━━━━━ Data ━━━━━
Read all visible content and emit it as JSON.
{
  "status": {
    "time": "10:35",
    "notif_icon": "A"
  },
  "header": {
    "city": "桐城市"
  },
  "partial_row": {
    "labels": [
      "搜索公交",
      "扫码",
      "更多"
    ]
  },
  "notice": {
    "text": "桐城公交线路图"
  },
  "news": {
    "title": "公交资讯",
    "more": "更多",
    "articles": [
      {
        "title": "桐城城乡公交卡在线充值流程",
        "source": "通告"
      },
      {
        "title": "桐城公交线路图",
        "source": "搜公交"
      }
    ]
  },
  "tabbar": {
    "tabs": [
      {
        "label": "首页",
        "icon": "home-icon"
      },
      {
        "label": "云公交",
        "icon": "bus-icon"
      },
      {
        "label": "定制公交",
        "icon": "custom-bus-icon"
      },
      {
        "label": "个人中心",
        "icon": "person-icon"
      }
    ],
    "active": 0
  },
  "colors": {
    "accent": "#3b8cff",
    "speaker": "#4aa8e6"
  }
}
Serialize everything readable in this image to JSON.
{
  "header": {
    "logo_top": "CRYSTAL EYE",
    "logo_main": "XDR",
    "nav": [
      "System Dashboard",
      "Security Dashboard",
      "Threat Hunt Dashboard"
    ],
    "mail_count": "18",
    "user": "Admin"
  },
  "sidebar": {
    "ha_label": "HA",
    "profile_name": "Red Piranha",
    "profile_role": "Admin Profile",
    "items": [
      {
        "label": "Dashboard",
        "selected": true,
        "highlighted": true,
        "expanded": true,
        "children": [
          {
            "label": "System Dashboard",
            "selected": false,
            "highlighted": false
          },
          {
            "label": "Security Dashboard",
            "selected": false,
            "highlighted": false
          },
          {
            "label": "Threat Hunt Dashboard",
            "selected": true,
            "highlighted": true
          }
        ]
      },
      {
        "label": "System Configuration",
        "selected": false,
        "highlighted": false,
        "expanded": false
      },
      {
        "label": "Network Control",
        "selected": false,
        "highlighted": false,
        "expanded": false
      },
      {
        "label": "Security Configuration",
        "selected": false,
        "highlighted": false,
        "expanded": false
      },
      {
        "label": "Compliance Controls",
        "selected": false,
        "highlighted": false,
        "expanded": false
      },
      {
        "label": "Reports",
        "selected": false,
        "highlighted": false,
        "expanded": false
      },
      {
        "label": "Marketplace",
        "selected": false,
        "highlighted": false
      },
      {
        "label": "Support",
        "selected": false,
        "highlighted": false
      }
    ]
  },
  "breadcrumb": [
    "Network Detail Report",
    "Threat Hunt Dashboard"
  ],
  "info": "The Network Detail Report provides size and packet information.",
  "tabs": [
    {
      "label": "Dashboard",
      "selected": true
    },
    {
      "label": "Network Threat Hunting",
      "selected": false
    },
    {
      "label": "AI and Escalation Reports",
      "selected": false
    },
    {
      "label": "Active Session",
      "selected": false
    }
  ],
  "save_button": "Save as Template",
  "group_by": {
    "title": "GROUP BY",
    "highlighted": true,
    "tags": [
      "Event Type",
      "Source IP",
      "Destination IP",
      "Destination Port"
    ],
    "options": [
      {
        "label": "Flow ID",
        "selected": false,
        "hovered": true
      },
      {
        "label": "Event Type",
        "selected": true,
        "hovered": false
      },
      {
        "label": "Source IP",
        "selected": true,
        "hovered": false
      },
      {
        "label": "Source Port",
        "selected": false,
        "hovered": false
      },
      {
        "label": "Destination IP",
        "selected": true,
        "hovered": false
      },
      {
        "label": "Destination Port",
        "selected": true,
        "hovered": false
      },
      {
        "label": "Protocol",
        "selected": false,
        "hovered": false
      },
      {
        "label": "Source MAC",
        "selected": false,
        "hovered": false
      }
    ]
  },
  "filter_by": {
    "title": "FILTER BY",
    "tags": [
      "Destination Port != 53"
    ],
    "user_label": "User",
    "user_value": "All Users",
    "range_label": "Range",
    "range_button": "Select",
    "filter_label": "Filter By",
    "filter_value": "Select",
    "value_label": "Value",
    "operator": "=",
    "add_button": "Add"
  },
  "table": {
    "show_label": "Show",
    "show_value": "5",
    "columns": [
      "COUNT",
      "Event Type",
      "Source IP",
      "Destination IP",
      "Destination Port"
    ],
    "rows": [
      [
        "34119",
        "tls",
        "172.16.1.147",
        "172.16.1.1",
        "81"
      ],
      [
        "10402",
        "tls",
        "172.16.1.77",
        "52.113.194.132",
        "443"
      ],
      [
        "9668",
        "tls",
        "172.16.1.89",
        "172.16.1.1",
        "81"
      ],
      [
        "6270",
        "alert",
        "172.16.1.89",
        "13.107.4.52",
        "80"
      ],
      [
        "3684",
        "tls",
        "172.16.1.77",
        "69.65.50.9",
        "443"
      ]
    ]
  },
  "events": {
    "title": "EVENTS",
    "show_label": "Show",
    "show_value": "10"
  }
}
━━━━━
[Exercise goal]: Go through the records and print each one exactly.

[Solution for this task]:
Read all visible content and emit it as JSON.
{
  "status": {
    "time": "10:35",
    "notif_icon": "A"
  },
  "header": {
    "city": "桐城市"
  },
  "partial_row": {
    "labels": [
      "搜索公交",
      "扫码",
      "更多"
    ]
  },
  "notice": {
    "text": "桐城公交线路图"
  },
  "news": {
    "title": "公交资讯",
    "more": "更多",
    "articles": [
      {
        "title": "桐城城乡公交卡在线充值流程",
        "source": "通告"
      },
      {
        "title": "桐城公交线路图",
        "source": "搜公交"
      }
    ]
  },
  "tabbar": {
    "tabs": [
      {
        "label": "首页",
        "icon": "home-icon"
      },
      {
        "label": "云公交",
        "icon": "bus-icon"
      },
      {
        "label": "定制公交",
        "icon": "custom-bus-icon"
      },
      {
        "label": "个人中心",
        "icon": "person-icon"
      }
    ],
    "active": 0
  },
  "colors": {
    "accent": "#3b8cff",
    "speaker": "#4aa8e6"
  }
}
Serialize everything readable in this image to JSON.
{
  "header": {
    "logo_top": "CRYSTAL EYE",
    "logo_main": "XDR",
    "nav": [
      "System Dashboard",
      "Security Dashboard",
      "Threat Hunt Dashboard"
    ],
    "mail_count": "18",
    "user": "Admin"
  },
  "sidebar": {
    "ha_label": "HA",
    "profile_name": "Red Piranha",
    "profile_role": "Admin Profile",
    "items": [
      {
        "label": "Dashboard",
        "selected": true,
        "highlighted": true,
        "expanded": true,
        "children": [
          {
            "label": "System Dashboard",
            "selected": false,
            "highlighted": false
          },
          {
            "label": "Security Dashboard",
            "selected": false,
            "highlighted": false
          },
          {
            "label": "Threat Hunt Dashboard",
            "selected": true,
            "highlighted": true
          }
        ]
      },
      {
        "label": "System Configuration",
        "selected": false,
        "highlighted": false,
        "expanded": false
      },
      {
        "label": "Network Control",
        "selected": false,
        "highlighted": false,
        "expanded": false
      },
      {
        "label": "Security Configuration",
        "selected": false,
        "highlighted": false,
        "expanded": false
      },
      {
        "label": "Compliance Controls",
        "selected": false,
        "highlighted": false,
        "expanded": false
      },
      {
        "label": "Reports",
        "selected": false,
        "highlighted": false,
        "expanded": false
      },
      {
        "label": "Marketplace",
        "selected": false,
        "highlighted": false
      },
      {
        "label": "Support",
        "selected": false,
        "highlighted": false
      }
    ]
  },
  "breadcrumb": [
    "Network Detail Report",
    "Threat Hunt Dashboard"
  ],
  "info": "The Network Detail Report provides size and packet information.",
  "tabs": [
    {
      "label": "Dashboard",
      "selected": true
    },
    {
      "label": "Network Threat Hunting",
      "selected": false
    },
    {
      "label": "AI and Escalation Reports",
      "selected": false
    },
    {
      "label": "Active Session",
      "selected": false
    }
  ],
  "save_button": "Save as Template",
  "group_by": {
    "title": "GROUP BY",
    "highlighted": true,
    "tags": [
      "Event Type",
      "Source IP",
      "Destination IP",
      "Destination Port"
    ],
    "options": [
      {
        "label": "Flow ID",
        "selected": false,
        "hovered": true
      },
      {
        "label": "Event Type",
        "selected": true,
        "hovered": false
      },
      {
        "label": "Source IP",
        "selected": true,
        "hovered": false
      },
      {
        "label": "Source Port",
        "selected": false,
        "hovered": false
      },
      {
        "label": "Destination IP",
        "selected": true,
        "hovered": false
      },
      {
        "label": "Destination Port",
        "selected": true,
        "hovered": false
      },
      {
        "label": "Protocol",
        "selected": false,
        "hovered": false
      },
      {
        "label": "Source MAC",
        "selected": false,
        "hovered": false
      }
    ]
  },
  "filter_by": {
    "title": "FILTER BY",
    "tags": [
      "Destination Port != 53"
    ],
    "user_label": "User",
    "user_value": "All Users",
    "range_label": "Range",
    "range_button": "Select",
    "filter_label": "Filter By",
    "filter_value": "Select",
    "value_label": "Value",
    "operator": "=",
    "add_button": "Add"
  },
  "table": {
    "show_label": "Show",
    "show_value": "5",
    "columns": [
      "COUNT",
      "Event Type",
      "Source IP",
      "Destination IP",
      "Destination Port"
    ],
    "rows": [
      [
        "34119",
        "tls",
        "172.16.1.147",
        "172.16.1.1",
        "81"
      ],
      [
        "10402",
        "tls",
        "172.16.1.77",
        "52.113.194.132",
        "443"
      ],
      [
        "9668",
        "tls",
        "172.16.1.89",
        "172.16.1.1",
        "81"
      ],
      [
        "6270",
        "alert",
        "172.16.1.89",
        "13.107.4.52",
        "80"
      ],
      [
        "3684",
        "tls",
        "172.16.1.77",
        "69.65.50.9",
        "443"
      ]
    ]
  },
  "events": {
    "title": "EVENTS",
    "show_label": "Show",
    "show_value": "10"
  }
}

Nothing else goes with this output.